I am not convinced that ‘online communities’ will be defined as ‘communities’ indefinitely: it is quite possible some future generation might rebel against pixel-based approximations of human interaction as the sham of their parent’s age.
The biggest problem with social media? It is designed to give us exactly the opposite of what we truly want in life.
Professor Tim Blackmore joins us to critique the nomenclature of contemporary public discourse.
The value of sharing an idea for the sake of the idea itself cannot be conflated with how many times the page is viewed.
Yesterday I learned how to do a media query in CSS. When I learn bits of code I am always taken aback by how the complexity of computer languages is only surpassed by its creativity. Coding, even if it appears like gibberish, is 100% human. We made this stuff up. And, like verbal language, digital …
Humanity is animated by a voracious curiosity about the products of its own imagination.
When an idea acutely changes the way I live my life, does really matter who had the idea first?
Has the Internet broadened the gap between the smart and the dumb?
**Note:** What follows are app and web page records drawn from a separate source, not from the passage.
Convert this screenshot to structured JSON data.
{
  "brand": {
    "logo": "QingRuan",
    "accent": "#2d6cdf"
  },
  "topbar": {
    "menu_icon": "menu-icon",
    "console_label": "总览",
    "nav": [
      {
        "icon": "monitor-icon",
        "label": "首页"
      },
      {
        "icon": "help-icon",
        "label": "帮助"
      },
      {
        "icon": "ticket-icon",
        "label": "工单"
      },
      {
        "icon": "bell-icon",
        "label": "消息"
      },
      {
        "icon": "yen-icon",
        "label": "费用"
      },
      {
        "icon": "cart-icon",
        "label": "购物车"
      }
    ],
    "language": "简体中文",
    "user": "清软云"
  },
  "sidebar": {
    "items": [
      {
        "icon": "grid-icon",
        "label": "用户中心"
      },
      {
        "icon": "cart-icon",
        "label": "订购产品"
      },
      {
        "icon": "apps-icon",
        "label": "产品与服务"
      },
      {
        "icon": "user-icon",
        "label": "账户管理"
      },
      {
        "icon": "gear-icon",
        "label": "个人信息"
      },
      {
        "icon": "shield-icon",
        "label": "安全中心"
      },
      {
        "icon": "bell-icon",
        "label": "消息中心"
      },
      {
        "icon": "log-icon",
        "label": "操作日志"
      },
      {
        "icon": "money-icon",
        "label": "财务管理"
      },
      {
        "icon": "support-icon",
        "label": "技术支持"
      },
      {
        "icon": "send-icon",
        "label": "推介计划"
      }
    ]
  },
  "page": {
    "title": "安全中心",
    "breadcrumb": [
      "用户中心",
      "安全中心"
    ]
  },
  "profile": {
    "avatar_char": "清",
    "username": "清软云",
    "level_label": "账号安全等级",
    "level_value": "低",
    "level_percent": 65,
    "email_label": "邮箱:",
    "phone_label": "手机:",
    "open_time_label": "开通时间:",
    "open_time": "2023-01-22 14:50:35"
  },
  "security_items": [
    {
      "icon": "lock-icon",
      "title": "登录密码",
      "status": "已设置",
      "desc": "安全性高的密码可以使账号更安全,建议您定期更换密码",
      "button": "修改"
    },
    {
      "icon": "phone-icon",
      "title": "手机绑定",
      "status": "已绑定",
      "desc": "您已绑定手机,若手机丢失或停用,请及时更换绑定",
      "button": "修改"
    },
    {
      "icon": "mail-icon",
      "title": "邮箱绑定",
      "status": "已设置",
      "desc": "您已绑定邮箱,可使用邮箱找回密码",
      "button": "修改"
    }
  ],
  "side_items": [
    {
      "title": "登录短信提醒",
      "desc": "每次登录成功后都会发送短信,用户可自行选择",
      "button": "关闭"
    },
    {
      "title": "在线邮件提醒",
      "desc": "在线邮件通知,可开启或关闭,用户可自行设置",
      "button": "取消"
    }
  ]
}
What if we thought of everything we posted online as an act of building or eroding the trust of others?